Pick out each line below containing "JSON".

*** Opening Available data ***

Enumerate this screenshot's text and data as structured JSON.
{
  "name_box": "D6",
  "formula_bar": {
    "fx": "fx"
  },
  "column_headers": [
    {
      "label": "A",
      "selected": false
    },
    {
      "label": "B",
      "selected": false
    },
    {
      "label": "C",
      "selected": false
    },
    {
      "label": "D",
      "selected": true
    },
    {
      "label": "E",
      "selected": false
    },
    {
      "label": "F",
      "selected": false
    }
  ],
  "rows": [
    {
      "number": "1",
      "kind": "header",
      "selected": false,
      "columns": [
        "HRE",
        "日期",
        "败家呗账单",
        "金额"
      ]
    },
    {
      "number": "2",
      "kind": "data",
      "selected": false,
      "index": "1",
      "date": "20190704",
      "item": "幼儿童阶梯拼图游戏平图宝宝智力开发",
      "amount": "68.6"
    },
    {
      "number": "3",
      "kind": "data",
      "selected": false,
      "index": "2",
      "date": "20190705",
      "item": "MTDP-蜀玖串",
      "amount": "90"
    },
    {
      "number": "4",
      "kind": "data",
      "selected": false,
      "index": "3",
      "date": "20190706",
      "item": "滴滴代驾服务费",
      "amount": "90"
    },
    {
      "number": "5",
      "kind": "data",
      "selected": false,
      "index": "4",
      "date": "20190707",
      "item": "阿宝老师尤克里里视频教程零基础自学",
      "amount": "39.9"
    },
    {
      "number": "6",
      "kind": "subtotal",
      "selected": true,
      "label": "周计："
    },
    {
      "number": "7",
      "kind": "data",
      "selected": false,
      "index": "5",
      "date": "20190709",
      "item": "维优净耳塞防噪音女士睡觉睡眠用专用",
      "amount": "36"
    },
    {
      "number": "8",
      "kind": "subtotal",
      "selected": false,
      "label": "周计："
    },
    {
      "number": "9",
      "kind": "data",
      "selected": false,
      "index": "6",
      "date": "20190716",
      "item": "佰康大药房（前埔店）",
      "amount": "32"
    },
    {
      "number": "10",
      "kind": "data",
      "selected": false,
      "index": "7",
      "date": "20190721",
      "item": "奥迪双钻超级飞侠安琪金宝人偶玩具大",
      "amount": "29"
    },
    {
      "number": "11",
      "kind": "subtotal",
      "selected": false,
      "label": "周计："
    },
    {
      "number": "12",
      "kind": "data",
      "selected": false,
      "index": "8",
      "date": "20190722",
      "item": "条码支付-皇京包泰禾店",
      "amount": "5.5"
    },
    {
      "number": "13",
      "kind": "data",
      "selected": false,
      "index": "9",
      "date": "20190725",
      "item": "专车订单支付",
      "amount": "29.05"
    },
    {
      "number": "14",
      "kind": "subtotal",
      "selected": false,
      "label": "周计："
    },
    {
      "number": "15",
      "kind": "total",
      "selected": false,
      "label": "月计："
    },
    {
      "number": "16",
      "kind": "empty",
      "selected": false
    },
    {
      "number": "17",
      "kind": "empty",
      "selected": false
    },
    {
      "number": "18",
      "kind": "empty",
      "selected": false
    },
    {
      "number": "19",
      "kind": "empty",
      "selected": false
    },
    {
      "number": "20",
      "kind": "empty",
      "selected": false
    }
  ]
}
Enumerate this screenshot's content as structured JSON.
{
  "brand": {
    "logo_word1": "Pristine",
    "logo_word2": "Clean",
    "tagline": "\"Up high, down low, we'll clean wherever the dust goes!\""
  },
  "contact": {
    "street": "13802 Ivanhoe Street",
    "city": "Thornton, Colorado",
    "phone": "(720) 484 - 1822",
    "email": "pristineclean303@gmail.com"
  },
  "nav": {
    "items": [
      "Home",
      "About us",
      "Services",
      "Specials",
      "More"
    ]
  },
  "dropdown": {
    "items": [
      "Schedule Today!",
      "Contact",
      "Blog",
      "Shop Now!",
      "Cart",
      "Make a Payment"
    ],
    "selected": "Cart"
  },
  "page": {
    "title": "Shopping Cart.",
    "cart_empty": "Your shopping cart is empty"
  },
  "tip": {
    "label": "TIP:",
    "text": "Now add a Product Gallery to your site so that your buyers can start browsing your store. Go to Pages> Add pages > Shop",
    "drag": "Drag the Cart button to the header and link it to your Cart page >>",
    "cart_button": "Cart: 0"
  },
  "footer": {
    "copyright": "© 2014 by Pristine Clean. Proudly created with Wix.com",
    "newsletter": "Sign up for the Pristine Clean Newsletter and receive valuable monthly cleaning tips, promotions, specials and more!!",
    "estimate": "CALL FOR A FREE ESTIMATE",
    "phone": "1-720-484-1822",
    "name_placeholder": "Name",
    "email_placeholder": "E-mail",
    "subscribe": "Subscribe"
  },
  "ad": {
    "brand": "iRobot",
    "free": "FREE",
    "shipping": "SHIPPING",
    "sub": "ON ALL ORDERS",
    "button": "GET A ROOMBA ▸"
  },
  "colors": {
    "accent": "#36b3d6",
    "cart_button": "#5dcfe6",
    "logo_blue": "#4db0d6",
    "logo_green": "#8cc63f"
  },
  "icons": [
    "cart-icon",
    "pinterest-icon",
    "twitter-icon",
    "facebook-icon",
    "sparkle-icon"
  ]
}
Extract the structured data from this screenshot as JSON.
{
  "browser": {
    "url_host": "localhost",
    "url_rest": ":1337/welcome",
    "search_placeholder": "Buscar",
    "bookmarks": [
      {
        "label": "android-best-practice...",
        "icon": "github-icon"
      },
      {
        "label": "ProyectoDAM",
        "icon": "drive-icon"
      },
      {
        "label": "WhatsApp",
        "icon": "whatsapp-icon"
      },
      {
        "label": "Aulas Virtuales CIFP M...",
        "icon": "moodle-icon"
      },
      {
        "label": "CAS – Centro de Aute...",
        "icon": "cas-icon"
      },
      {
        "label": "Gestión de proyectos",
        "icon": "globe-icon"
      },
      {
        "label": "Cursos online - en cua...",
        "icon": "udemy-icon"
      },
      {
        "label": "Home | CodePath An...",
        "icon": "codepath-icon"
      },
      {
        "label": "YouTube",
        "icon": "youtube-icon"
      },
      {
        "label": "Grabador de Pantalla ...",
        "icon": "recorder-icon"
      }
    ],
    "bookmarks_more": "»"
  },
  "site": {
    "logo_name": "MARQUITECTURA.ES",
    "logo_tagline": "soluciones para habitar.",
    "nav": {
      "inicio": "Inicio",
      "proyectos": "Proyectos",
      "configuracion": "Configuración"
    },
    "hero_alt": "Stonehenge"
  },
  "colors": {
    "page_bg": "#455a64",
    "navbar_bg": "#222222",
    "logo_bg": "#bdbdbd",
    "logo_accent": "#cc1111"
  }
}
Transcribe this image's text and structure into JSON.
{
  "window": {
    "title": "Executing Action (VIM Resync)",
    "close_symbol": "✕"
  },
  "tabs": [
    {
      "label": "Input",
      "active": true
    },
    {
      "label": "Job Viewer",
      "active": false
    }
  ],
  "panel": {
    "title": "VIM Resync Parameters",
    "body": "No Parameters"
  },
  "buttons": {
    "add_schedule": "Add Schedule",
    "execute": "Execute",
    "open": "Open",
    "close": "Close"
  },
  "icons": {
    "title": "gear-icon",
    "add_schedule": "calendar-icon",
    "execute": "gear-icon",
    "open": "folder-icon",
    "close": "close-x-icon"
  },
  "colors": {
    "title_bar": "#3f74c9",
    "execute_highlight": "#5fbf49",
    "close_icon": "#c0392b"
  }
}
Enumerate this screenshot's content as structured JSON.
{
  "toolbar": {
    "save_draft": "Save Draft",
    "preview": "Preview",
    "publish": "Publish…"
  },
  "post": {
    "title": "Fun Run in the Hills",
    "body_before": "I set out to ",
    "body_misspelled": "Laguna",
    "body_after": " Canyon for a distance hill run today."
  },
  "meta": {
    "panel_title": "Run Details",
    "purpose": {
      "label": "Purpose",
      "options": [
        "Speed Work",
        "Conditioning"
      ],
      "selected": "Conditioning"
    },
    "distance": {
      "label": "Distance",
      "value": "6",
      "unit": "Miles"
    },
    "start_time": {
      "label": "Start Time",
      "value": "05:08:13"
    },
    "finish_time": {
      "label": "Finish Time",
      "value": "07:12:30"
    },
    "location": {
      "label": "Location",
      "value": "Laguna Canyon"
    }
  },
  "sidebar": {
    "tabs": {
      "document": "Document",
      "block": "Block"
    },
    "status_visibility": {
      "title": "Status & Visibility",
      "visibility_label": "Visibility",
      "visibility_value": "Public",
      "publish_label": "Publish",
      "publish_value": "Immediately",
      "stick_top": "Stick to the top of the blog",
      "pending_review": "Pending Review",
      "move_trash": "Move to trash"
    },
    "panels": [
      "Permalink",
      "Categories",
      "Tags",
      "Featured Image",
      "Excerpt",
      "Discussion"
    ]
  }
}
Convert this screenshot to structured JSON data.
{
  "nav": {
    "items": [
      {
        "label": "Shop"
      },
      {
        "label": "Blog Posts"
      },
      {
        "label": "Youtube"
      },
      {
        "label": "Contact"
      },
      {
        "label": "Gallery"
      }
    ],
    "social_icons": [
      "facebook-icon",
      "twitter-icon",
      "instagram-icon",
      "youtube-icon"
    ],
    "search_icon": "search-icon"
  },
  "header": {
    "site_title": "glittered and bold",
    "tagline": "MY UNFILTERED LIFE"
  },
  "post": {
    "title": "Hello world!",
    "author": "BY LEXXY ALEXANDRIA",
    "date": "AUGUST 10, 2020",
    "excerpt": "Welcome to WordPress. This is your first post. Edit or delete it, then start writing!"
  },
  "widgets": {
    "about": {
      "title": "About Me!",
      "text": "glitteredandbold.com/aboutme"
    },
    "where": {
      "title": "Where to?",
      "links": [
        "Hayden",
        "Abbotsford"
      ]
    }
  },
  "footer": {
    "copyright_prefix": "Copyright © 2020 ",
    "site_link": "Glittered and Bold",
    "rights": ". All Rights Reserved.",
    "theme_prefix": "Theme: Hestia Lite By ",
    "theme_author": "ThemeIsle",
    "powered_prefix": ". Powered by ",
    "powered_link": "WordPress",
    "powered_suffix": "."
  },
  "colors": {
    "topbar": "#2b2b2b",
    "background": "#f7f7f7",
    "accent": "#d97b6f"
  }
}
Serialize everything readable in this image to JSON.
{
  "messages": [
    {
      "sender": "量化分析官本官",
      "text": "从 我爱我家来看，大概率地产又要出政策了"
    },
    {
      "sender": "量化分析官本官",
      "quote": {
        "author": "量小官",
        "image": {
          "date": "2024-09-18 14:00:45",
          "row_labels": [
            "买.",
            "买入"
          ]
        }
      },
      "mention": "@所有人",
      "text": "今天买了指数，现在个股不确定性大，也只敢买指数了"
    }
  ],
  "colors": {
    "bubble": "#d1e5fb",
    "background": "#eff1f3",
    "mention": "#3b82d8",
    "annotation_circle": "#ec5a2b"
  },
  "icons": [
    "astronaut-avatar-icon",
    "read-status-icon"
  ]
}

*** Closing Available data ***

### Task solution
Enumerate this screenshot's text and data as structured JSON.
Enumerate this screenshot's content as structured JSON.
Extract the structured data from this screenshot as JSON.
Transcribe this image's text and structure into JSON.
Enumerate this screenshot's content as structured JSON.
Convert this screenshot to structured JSON data.
Serialize everything readable in this image to JSON.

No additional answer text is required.